_DESCRIPTION OF THE TASK_.
For the entries below, report the number of lines where the string "level" appears, and only that number.

Website and app data records:

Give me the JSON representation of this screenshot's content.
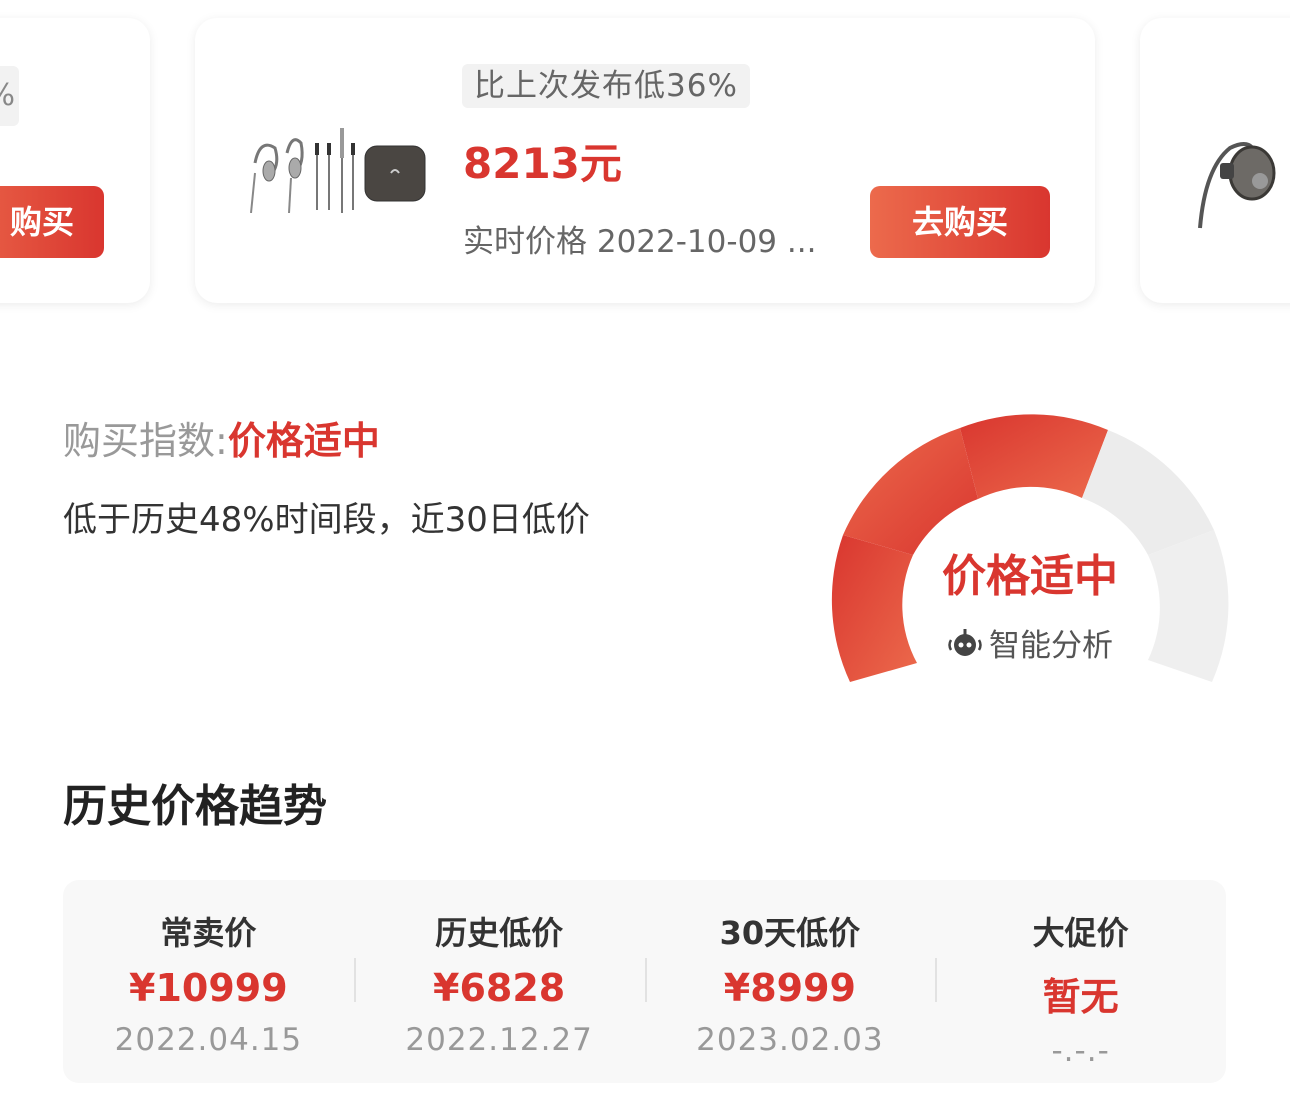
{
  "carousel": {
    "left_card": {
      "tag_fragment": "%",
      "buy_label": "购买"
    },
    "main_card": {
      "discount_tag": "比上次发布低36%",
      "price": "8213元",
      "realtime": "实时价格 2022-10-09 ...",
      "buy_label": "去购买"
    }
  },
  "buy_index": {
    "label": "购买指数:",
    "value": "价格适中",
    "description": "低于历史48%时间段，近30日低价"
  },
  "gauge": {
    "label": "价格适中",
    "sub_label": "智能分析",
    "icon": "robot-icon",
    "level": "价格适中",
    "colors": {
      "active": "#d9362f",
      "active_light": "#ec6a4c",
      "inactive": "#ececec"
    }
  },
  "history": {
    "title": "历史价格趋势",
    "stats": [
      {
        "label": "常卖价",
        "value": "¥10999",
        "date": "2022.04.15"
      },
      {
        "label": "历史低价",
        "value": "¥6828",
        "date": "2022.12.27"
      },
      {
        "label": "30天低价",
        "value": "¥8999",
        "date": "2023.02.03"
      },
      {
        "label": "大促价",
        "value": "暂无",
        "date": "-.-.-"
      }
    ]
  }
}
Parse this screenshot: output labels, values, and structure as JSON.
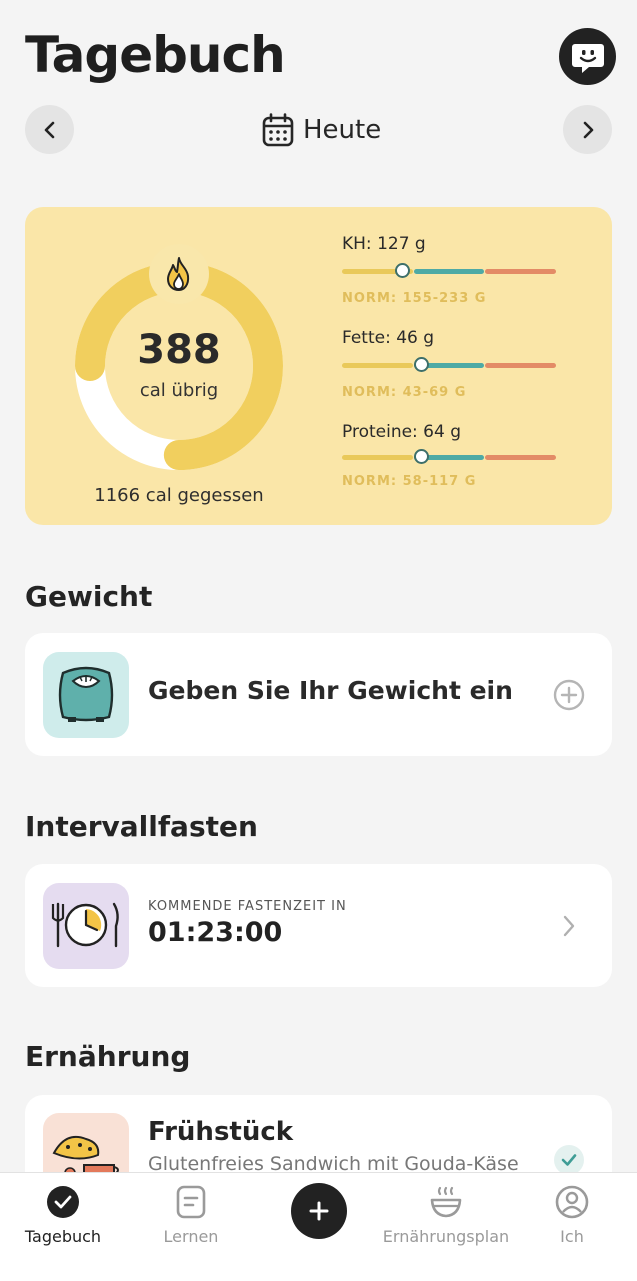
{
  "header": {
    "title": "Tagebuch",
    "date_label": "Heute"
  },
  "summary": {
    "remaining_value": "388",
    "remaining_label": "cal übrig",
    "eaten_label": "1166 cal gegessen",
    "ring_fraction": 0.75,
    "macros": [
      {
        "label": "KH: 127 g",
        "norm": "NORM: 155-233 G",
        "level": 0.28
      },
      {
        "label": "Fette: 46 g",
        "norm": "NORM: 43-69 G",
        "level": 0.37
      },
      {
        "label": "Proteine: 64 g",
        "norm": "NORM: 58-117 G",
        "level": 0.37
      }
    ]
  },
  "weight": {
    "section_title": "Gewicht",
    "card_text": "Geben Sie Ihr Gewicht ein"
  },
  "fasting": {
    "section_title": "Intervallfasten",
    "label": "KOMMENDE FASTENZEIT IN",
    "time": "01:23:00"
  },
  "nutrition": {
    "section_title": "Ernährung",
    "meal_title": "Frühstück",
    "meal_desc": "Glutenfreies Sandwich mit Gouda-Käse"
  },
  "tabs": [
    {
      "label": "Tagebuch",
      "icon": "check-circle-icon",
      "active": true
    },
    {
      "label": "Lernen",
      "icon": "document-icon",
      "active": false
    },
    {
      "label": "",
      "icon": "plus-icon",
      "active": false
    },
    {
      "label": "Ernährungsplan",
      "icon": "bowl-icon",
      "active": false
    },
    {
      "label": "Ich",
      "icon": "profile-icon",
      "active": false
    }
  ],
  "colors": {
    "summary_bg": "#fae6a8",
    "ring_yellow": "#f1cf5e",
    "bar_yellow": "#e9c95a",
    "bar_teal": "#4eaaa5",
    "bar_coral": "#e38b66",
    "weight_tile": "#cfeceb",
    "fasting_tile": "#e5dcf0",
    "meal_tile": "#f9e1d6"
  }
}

_EXERCISE OUTPUT_.
4